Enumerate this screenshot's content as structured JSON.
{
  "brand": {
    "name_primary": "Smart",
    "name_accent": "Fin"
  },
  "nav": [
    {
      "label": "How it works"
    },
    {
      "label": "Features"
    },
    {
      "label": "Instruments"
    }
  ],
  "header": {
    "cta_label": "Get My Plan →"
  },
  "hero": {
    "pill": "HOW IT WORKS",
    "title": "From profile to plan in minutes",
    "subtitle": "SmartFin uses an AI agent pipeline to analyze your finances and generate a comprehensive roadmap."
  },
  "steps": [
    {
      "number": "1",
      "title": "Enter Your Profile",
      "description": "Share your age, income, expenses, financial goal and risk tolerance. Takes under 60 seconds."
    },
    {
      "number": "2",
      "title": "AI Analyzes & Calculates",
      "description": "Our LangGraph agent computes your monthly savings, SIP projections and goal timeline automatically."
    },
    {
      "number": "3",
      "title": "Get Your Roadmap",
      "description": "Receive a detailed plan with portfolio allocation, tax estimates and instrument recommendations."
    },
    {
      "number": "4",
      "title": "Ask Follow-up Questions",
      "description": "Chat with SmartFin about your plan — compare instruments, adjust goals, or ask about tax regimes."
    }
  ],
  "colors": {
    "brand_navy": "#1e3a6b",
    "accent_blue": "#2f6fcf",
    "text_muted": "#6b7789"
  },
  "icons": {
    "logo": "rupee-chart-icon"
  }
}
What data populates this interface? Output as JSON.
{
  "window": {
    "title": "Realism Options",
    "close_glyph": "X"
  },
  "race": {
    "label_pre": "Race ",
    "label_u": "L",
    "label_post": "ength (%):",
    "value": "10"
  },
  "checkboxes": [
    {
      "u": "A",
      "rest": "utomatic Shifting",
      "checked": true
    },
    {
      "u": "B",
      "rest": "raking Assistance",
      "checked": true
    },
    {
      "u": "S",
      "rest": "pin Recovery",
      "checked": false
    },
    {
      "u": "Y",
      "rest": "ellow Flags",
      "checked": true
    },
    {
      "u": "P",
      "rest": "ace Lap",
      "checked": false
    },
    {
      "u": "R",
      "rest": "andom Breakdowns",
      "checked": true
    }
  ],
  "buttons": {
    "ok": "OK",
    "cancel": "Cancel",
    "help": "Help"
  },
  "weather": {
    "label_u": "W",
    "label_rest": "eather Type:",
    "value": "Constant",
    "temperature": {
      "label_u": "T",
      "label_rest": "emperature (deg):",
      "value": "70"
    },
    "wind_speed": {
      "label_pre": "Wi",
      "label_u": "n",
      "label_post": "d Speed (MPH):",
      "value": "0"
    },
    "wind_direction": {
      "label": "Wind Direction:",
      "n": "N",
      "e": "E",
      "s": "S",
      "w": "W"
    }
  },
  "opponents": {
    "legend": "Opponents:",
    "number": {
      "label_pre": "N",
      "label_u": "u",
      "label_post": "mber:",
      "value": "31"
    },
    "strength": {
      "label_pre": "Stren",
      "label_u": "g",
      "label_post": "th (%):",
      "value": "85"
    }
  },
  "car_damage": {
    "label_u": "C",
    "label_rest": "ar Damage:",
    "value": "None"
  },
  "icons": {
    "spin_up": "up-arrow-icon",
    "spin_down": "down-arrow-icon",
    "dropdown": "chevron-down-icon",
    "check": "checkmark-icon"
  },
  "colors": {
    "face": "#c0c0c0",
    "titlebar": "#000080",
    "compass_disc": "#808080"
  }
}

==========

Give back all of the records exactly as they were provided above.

Answer box —
Enumerate this screenshot's content as structured JSON.
{
  "brand": {
    "name_primary": "Smart",
    "name_accent": "Fin"
  },
  "nav": [
    {
      "label": "How it works"
    },
    {
      "label": "Features"
    },
    {
      "label": "Instruments"
    }
  ],
  "header": {
    "cta_label": "Get My Plan →"
  },
  "hero": {
    "pill": "HOW IT WORKS",
    "title": "From profile to plan in minutes",
    "subtitle": "SmartFin uses an AI agent pipeline to analyze your finances and generate a comprehensive roadmap."
  },
  "steps": [
    {
      "number": "1",
      "title": "Enter Your Profile",
      "description": "Share your age, income, expenses, financial goal and risk tolerance. Takes under 60 seconds."
    },
    {
      "number": "2",
      "title": "AI Analyzes & Calculates",
      "description": "Our LangGraph agent computes your monthly savings, SIP projections and goal timeline automatically."
    },
    {
      "number": "3",
      "title": "Get Your Roadmap",
      "description": "Receive a detailed plan with portfolio allocation, tax estimates and instrument recommendations."
    },
    {
      "number": "4",
      "title": "Ask Follow-up Questions",
      "description": "Chat with SmartFin about your plan — compare instruments, adjust goals, or ask about tax regimes."
    }
  ],
  "colors": {
    "brand_navy": "#1e3a6b",
    "accent_blue": "#2f6fcf",
    "text_muted": "#6b7789"
  },
  "icons": {
    "logo": "rupee-chart-icon"
  }
}
What data populates this interface? Output as JSON.
{
  "window": {
    "title": "Realism Options",
    "close_glyph": "X"
  },
  "race": {
    "label_pre": "Race ",
    "label_u": "L",
    "label_post": "ength (%):",
    "value": "10"
  },
  "checkboxes": [
    {
      "u": "A",
      "rest": "utomatic Shifting",
      "checked": true
    },
    {
      "u": "B",
      "rest": "raking Assistance",
      "checked": true
    },
    {
      "u": "S",
      "rest": "pin Recovery",
      "checked": false
    },
    {
      "u": "Y",
      "rest": "ellow Flags",
      "checked": true
    },
    {
      "u": "P",
      "rest": "ace Lap",
      "checked": false
    },
    {
      "u": "R",
      "rest": "andom Breakdowns",
      "checked": true
    }
  ],
  "buttons": {
    "ok": "OK",
    "cancel": "Cancel",
    "help": "Help"
  },
  "weather": {
    "label_u": "W",
    "label_rest": "eather Type:",
    "value": "Constant",
    "temperature": {
      "label_u": "T",
      "label_rest": "emperature (deg):",
      "value": "70"
    },
    "wind_speed": {
      "label_pre": "Wi",
      "label_u": "n",
      "label_post": "d Speed (MPH):",
      "value": "0"
    },
    "wind_direction": {
      "label": "Wind Direction:",
      "n": "N",
      "e": "E",
      "s": "S",
      "w": "W"
    }
  },
  "opponents": {
    "legend": "Opponents:",
    "number": {
      "label_pre": "N",
      "label_u": "u",
      "label_post": "mber:",
      "value": "31"
    },
    "strength": {
      "label_pre": "Stren",
      "label_u": "g",
      "label_post": "th (%):",
      "value": "85"
    }
  },
  "car_damage": {
    "label_u": "C",
    "label_rest": "ar Damage:",
    "value": "None"
  },
  "icons": {
    "spin_up": "up-arrow-icon",
    "spin_down": "down-arrow-icon",
    "dropdown": "chevron-down-icon",
    "check": "checkmark-icon"
  },
  "colors": {
    "face": "#c0c0c0",
    "titlebar": "#000080",
    "compass_disc": "#808080"
  }
}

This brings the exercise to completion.